Friday, 26 July 2013

Anakana Schofield asks if there are too many writers and not enough readers?

Ankana Schofield, author of Malarky
Anakana Schofield has published an excellent article at The Guardian, that sparkles with wit and wisdom.
Her points show frustration, not bitterness.  Here are some of my favourite parts, which were borne from Ankana's hard-earned experience:

A debut author's publicist tells her, as every honest publicist should, the bald truth: that newspapers like personal stories. Ideally, confessional stories. Best of all: confessional stories that relate to the fiction she spent years making up. So she spends years using her imagination only to discover that she must dig about in her psychoanalytic compost heap, and retrieve something that reveals that, in fact, she has not made it up at all.

As Malarky is an exploration of grief and sexuality, such a confessional would require, say, the insertion of an anecdote about how I liked to spy on men having sex in bathhouses. This would tidily explain how (or why) I created a novel in which, among a myriad other things, an Irish mother re-enacts her gay son's love acts.

The truth is otherwise: sadly, no splashy bathhouse peeping. Instead, I sat in a library surrounded by medical students and made it up...

These days, an author, especially an unknown author, must – in order to entice any readers to her work who aren't blood relatives – write endless unpaid blogs, articles and responses for newspapers and magazines and random people creating things in basements...

 There is a general decline in the value placed on labour. The situation is comparable to other areas of the workforce, where several jobs are collapsed to one and the pay slashed. The reporter who must now shoot, edit video, audio-record and type all stories while tweeting. The security guard who is not allowed to tweet, but must also do the cleaning...

Why is there so much fuss in the media about how to write a novel – "everyone can become an author" – when the more important thing is how to read one?

 There are no adverts that instruct you to sit down, have a cup of tea and read. This, I suspect, is because there's no economic advertorial kickback from those acts...
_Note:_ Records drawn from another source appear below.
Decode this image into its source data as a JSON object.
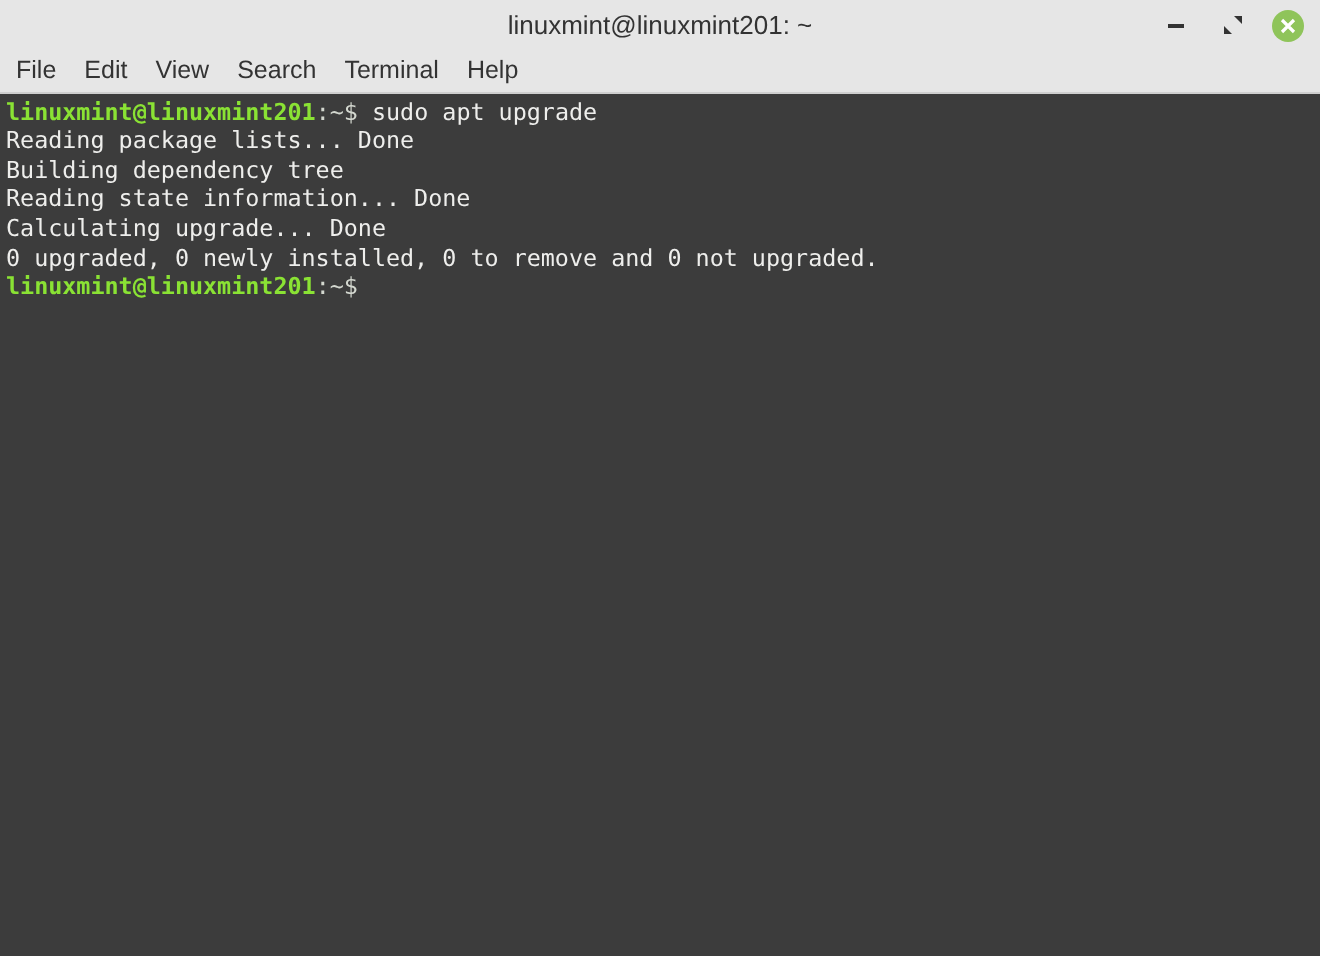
{
  "window": {
    "title": "linuxmint@linuxmint201: ~"
  },
  "menu": [
    "File",
    "Edit",
    "View",
    "Search",
    "Terminal",
    "Help"
  ],
  "lines": [
    {
      "kind": "prompt",
      "user": "linuxmint@linuxmint201",
      "path": ":~$",
      "command": "sudo apt upgrade"
    },
    {
      "kind": "output",
      "text": "Reading package lists... Done"
    },
    {
      "kind": "output",
      "text": "Building dependency tree"
    },
    {
      "kind": "output",
      "text": "Reading state information... Done"
    },
    {
      "kind": "output",
      "text": "Calculating upgrade... Done"
    },
    {
      "kind": "output",
      "text": "0 upgraded, 0 newly installed, 0 to remove and 0 not upgraded."
    },
    {
      "kind": "prompt",
      "user": "linuxmint@linuxmint201",
      "path": ":~$"
    }
  ]
}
 The author engaged in a bookshop reading event (usually unpaid) has been known to become a vessel through which other authorial fantasies can flow or ferment. Unless the moderator steers it otherwise, a Q&A can turn into a session on how that ubiquitous determined man at the back can be published. He has an email from an agent from years ago … I sympathise, but I also want to ask him: whom do you imagine will buy and read your work if you do not buy and read books?

 You can read the full article here.

Wednesday, 24 July 2013

Louise Phillips's next transfixing thriller The Dolls' House

Louise Phillips, best-selling author of Red Ribbons, is bringing out her next transfixing thriller,  The Dolls' House on August 1st.

One reason that I began reading Louise Phillips's work is that I am an Agatha Christie fan.  I was ferriting out novels that were as satisfying and where I felt that I was 'inside' the mind of the characters, such as those by both Christie and Phillips. 

I find that Louise Phillips and Agatha Christie have a driving force in common: they stay true to human nature. Their plots are formed inside the characters' heads. 'Human nature never changes' is a proverb that I used hear a lot growing up. Times change, fashions change, the weather changes, but there is only timelessness in literature if the characters are flesh and blood, and if you can see the absolute link between their personality traits and actions. 

Take Phillips' Red Ribbons and Christie's Five Little Pigs. Both novels have mothers who have been the victims of blame-shifting and victims of their own overwhelming and incriminating sense of guilt.

Red Ribbons has a central character, Ellie Brady, a mother who has been institutionalized in a mental home, after being convicted for murdering her daughter.  In Christie's great murder mystery Five Little Pigs, the mother is charged with murdering her husband. Both mothers have assumed the air of a criminal because they feel so guilty that they fit the role, without necessarily having done the crime that would make them culpable.

Agatha Christie fans will really appreciate Louise Phillips' literature that plumb the depths of the darker waters of the human psyche.

The water scene in The Doll's House trailer has me intrigued. The young chap floating face down is no doubt a murder scene, that must be deciphered by Kate Pearson, the criminal psychologist who takes a very forensically detailed approach to her work. Why did the young man die - in the outdoors - without a coat on? Was he dragged from his home? Is the watery burial meant to wash all traces of the killer's hands?

Friday, 5 July 2013

Only read this post if you are Irish

Have I got your attention? Admit it, you might not have been born in the Republic of Ireland, like the vast majority of the population on Planet Internet, but to defy the title of this post, you came here anyway. Good for you!
Here are some details of a poetry-writing-competition open to people born on the island of Ireland, of Irish nationality or long-term resident in Ireland.  You may submit a collection of poems - in English - which has not previously been published and may be considered for the The Patrick Kavanagh Poetry Award. 

This is the 42nd year of the award. And the prize is €1,000.

The *dead*lion is 26th July, 2013, a Friday.   The full list of rulz are here.

Paddy Kavanagh - We Love You.